# Proof that linear combination of self adjoint maps is also self adjoint.

I want to show that if $$V$$ is an inner product space and $$S,T\in \mathcal{L}(V)$$ are self-adjoint linear maps, then $$aS+bT$$ is a self-adjoint linear map for all $$a,b\in \mathbb{R}$$. From what I tried, I feel like I need to play with the properties of the inner product in order to shaw that $$aS$$ and $$bT$$ are self adjoint, but I am not sure how to proceed, if anyone could help.

• Hint: the adjoint operation $(-)^*:\mathcal{L}(V)\to\mathcal{L}(V)$ is linear.

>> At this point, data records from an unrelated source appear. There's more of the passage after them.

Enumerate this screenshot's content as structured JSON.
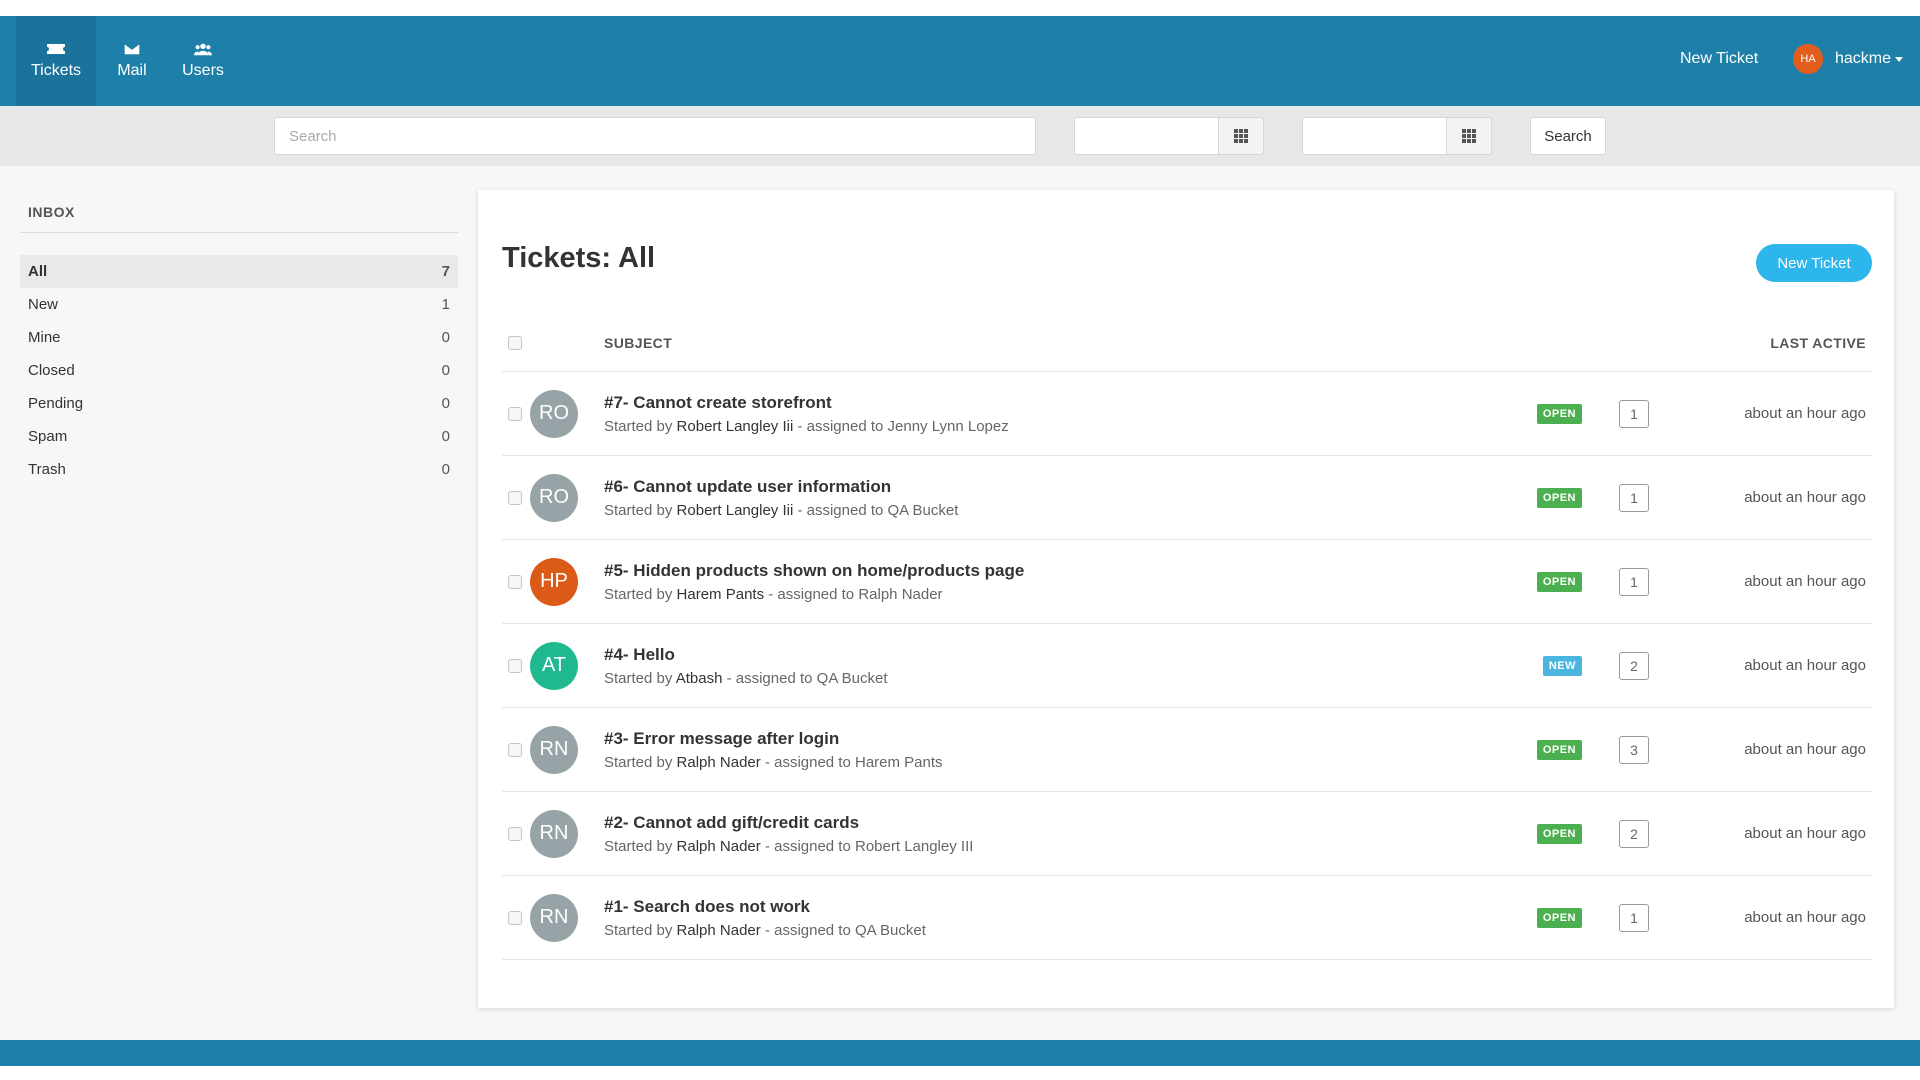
{
  "nav": {
    "items": [
      {
        "label": "Tickets",
        "icon": "ticket-icon",
        "active": true
      },
      {
        "label": "Mail",
        "icon": "envelope-icon",
        "active": false
      },
      {
        "label": "Users",
        "icon": "users-icon",
        "active": false
      }
    ],
    "new_ticket": "New Ticket",
    "user": {
      "initials": "HA",
      "name": "hackme"
    }
  },
  "search": {
    "placeholder": "Search",
    "date_from": "",
    "date_to": "",
    "button": "Search"
  },
  "sidebar": {
    "title": "INBOX",
    "items": [
      {
        "label": "All",
        "count": "7",
        "active": true
      },
      {
        "label": "New",
        "count": "1"
      },
      {
        "label": "Mine",
        "count": "0"
      },
      {
        "label": "Closed",
        "count": "0"
      },
      {
        "label": "Pending",
        "count": "0"
      },
      {
        "label": "Spam",
        "count": "0"
      },
      {
        "label": "Trash",
        "count": "0"
      }
    ]
  },
  "main": {
    "title": "Tickets: All",
    "new_ticket_button": "New Ticket",
    "columns": {
      "subject": "SUBJECT",
      "last_active": "LAST ACTIVE"
    },
    "meta_started": "Started by",
    "meta_assigned": "- assigned to",
    "tickets": [
      {
        "initials": "RO",
        "avatar_color": "#97a3a6",
        "title": "#7- Cannot create storefront",
        "started_by": "Robert Langley Iii",
        "assigned_to": "Jenny Lynn Lopez",
        "status": "OPEN",
        "status_color": "#4caf50",
        "count": "1",
        "last_active": "about an hour ago"
      },
      {
        "initials": "RO",
        "avatar_color": "#97a3a6",
        "title": "#6- Cannot update user information",
        "started_by": "Robert Langley Iii",
        "assigned_to": "QA Bucket",
        "status": "OPEN",
        "status_color": "#4caf50",
        "count": "1",
        "last_active": "about an hour ago"
      },
      {
        "initials": "HP",
        "avatar_color": "#dc5a18",
        "title": "#5- Hidden products shown on home/products page",
        "started_by": "Harem Pants",
        "assigned_to": "Ralph Nader",
        "status": "OPEN",
        "status_color": "#4caf50",
        "count": "1",
        "last_active": "about an hour ago"
      },
      {
        "initials": "AT",
        "avatar_color": "#1fb88f",
        "title": "#4- Hello",
        "started_by": "Atbash",
        "assigned_to": "QA Bucket",
        "status": "NEW",
        "status_color": "#4ab6e0",
        "count": "2",
        "last_active": "about an hour ago"
      },
      {
        "initials": "RN",
        "avatar_color": "#97a3a6",
        "title": "#3- Error message after login",
        "started_by": "Ralph Nader",
        "assigned_to": "Harem Pants",
        "status": "OPEN",
        "status_color": "#4caf50",
        "count": "3",
        "last_active": "about an hour ago"
      },
      {
        "initials": "RN",
        "avatar_color": "#97a3a6",
        "title": "#2- Cannot add gift/credit cards",
        "started_by": "Ralph Nader",
        "assigned_to": "Robert Langley III",
        "status": "OPEN",
        "status_color": "#4caf50",
        "count": "2",
        "last_active": "about an hour ago"
      },
      {
        "initials": "RN",
        "avatar_color": "#97a3a6",
        "title": "#1- Search does not work",
        "started_by": "Ralph Nader",
        "assigned_to": "QA Bucket",
        "status": "OPEN",
        "status_color": "#4caf50",
        "count": "1",
        "last_active": "about an hour ago"
      }
    ]
  },
  "colors": {
    "brand": "#1e80a8",
    "accent": "#2db6ec"
  }
}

Nov 30, 2022 at 4:35

An operator $$T:V\rightarrow V$$ is self adjoint if $$\left = \left$$ for all $$u,v\in V$$.

Fix $$u,v\in V$$ we want to prove that if $$T$$ and $$S$$ are self adjoint, then

$$\left<(aT+bS)u,v\right> = \left$$

Indeed, by the bi-linearity of the inner product

$$\left<(aT+bS)u,v\right> = \left = \left+\left=...=\left$$

can you complete the "..." on your own?

• Thank you very much, I think I can complete it on my own now Nov 30, 2022 at 4:41